What is needed -
How many lines in the data below contain the word "kazu"? State only the number.

[Entries from a dataset of interfaces]
--- START ---

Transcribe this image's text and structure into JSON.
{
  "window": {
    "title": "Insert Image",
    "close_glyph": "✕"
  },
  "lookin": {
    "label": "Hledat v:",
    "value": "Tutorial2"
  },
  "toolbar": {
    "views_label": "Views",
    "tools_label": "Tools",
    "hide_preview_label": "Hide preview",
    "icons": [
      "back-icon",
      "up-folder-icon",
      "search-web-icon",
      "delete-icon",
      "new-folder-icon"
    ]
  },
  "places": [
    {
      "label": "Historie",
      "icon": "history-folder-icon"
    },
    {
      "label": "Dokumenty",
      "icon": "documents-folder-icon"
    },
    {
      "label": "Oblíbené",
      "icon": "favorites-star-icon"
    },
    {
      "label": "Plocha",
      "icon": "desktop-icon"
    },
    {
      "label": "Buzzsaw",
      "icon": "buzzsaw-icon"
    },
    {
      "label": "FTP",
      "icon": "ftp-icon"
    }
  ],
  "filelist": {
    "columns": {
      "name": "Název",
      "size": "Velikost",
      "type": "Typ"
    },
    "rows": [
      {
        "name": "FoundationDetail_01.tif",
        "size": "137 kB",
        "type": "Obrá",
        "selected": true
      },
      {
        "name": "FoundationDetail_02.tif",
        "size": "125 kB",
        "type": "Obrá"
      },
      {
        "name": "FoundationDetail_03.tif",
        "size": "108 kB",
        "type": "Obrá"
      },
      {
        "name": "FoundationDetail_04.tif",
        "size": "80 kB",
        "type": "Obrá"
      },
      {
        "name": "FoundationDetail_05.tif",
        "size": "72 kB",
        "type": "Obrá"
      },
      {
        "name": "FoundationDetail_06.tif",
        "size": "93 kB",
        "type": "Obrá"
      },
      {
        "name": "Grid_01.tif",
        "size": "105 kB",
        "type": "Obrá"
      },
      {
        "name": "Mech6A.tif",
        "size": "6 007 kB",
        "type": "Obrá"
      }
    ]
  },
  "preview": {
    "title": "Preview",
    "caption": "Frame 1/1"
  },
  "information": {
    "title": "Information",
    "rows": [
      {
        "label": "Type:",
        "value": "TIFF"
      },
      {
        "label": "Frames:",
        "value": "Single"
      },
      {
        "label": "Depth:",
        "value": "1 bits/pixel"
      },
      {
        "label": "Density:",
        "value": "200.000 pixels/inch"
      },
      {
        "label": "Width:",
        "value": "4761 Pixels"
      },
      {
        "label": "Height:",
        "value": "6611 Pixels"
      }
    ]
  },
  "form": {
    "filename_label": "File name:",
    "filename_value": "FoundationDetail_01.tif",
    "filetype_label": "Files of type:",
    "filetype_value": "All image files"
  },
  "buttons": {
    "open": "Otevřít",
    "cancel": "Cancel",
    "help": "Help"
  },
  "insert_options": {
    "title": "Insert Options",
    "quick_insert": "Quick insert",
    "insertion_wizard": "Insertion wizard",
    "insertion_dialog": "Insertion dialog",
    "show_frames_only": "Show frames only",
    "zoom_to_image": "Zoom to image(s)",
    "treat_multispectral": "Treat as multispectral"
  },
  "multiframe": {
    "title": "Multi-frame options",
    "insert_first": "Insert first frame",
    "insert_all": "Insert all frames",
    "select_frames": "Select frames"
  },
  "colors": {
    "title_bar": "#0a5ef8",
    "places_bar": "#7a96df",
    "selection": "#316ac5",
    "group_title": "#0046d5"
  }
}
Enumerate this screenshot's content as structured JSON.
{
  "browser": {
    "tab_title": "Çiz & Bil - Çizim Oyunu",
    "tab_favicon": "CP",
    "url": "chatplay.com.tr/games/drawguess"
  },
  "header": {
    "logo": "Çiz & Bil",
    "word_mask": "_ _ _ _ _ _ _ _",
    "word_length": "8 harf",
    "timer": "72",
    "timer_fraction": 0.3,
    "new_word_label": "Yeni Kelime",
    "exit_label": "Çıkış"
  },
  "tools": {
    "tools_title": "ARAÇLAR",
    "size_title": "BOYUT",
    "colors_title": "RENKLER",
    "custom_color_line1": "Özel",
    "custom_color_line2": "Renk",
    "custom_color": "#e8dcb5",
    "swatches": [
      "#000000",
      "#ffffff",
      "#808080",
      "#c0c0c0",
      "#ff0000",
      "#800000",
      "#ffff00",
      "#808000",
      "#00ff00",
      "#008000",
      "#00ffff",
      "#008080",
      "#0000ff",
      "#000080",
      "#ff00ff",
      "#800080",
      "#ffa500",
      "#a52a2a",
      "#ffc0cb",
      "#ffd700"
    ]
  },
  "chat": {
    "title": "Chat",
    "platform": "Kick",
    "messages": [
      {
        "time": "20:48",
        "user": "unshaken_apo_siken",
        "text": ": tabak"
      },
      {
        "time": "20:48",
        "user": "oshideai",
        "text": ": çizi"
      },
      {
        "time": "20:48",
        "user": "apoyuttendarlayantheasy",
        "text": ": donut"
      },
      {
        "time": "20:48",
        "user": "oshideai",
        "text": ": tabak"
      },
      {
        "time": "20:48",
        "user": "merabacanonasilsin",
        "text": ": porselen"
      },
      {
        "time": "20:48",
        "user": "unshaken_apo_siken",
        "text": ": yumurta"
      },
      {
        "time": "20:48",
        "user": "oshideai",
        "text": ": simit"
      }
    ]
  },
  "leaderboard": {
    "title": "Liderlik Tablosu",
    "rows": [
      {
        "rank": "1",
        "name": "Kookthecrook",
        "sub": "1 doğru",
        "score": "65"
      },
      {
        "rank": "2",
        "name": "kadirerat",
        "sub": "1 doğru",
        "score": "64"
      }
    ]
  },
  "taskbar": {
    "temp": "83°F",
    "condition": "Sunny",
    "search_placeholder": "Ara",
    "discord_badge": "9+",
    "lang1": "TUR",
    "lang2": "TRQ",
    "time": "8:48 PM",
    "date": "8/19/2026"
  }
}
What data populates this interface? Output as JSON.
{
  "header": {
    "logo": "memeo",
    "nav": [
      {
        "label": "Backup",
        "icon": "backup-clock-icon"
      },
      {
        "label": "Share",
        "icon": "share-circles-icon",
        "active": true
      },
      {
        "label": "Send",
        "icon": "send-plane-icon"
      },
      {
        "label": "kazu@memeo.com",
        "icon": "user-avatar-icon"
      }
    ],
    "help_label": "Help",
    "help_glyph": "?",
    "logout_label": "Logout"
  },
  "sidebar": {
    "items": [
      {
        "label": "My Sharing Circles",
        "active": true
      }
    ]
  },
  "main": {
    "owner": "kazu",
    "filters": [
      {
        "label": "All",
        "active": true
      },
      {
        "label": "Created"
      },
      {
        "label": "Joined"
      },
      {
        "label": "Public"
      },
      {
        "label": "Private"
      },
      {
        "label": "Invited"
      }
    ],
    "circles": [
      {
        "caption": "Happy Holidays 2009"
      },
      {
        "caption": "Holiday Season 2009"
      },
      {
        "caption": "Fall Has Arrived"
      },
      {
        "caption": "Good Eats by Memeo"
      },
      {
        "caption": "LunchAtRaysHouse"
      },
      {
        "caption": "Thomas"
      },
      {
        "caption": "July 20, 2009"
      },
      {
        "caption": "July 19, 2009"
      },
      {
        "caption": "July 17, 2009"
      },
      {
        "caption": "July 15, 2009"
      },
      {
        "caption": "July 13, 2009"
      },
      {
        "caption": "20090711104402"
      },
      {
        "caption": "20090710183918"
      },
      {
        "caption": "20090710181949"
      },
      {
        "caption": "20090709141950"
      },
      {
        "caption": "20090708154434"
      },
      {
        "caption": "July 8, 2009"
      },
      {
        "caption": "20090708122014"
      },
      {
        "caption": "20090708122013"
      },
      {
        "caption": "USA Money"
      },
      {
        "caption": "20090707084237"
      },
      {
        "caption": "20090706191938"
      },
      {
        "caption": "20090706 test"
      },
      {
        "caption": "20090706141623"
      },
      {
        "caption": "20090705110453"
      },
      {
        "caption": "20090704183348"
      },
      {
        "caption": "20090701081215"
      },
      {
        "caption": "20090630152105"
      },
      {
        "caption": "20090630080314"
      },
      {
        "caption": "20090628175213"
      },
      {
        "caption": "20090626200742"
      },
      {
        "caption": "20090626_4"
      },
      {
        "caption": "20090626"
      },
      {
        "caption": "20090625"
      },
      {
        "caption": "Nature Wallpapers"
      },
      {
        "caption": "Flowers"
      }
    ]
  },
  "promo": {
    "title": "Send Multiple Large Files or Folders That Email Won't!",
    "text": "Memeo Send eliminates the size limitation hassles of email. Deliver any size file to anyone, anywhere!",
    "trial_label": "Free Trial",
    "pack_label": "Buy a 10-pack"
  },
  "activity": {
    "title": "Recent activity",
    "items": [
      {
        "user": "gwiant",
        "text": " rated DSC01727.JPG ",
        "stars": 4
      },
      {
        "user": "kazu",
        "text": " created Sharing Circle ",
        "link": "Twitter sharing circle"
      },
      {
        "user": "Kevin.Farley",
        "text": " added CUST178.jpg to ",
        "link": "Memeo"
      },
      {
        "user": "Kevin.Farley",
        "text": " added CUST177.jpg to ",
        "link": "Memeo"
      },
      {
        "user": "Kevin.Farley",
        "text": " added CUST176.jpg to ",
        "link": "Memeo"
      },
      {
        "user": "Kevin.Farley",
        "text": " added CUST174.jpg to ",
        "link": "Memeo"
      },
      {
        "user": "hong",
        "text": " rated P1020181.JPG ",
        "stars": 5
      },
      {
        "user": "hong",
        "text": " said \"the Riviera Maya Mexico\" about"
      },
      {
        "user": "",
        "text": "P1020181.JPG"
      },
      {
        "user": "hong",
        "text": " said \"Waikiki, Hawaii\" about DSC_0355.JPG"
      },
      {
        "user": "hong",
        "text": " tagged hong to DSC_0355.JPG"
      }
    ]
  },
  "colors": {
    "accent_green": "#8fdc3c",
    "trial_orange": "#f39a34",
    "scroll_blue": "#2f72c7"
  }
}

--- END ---

Written answer -
3